Water and Toilets
As such the area offers drinking water and flushable toilets throughout the camping season. But you on your own can prepare for emergency situations in case there are no toilets provided, e.g. on hiking trails or in the forests. Carry zip-lock bags and toilet paper for such situations. The best solution is a camper trailer with a built-in toilet. If you don’t like the idea much, carry a shovel; but be prepared to use it. You’ll have to dig a deep hole, bury it all and use toilet paper only.
Be Prepared for Bugs
Ticks and chiggers occur commonly in the camping area; so, essentially carry bug spray.
Prepare to Be Away from the World

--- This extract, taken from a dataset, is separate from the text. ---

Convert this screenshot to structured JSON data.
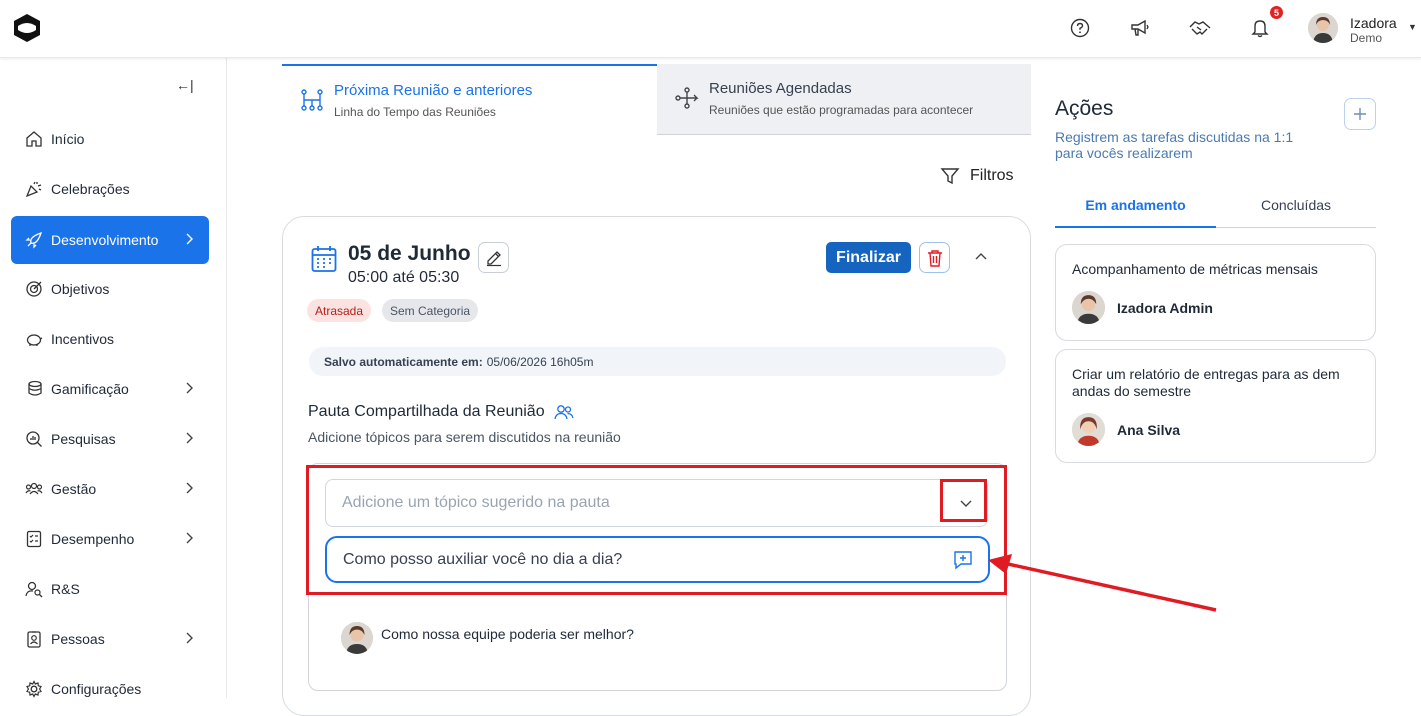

Buffalo area, particularly Upper Buffalo River and Ponca, is remote and usually rugged. Hence rescue assistance and medical help can take a while to reach you. There are emergency phones in places like the restroom building at Kyle’s Landing and Steel Creek horse camp. They ring to the regional emergency response center, MROCC. But you should be prepare for emergency situations; so, carry plenty of water, matches, rain jackets and snacks. Dress in quick-dry layers to minimize the risk posed by changing climatic conditions during extended outings. A first-aid kit is a must, whether at camp or on the trail.
You don’t want to leave your beloved pets at home with your friends or a pet-sitter. You want to them to participate in the camping fun with you. In that situation, check whether the site you are planning to visit is pet-friendly. Although most of them allow pets, if there is an occasional one which doesn’t, you should not have to face disappointment or go on searching for another pet-friendly site. So, checking beforehand is advisable.
In the wilderness, you may need to find your own way, as mostly there will be no signs to guide you. Neither there would be the internet nor may your vehicle’s satnav work. So, it’s a good idea to have a bunch of detailed off-road topographic maps.
So, are you feeling clearer and more relaxed? Make the best preparations with these tips and they will make your camping trip unforgettable.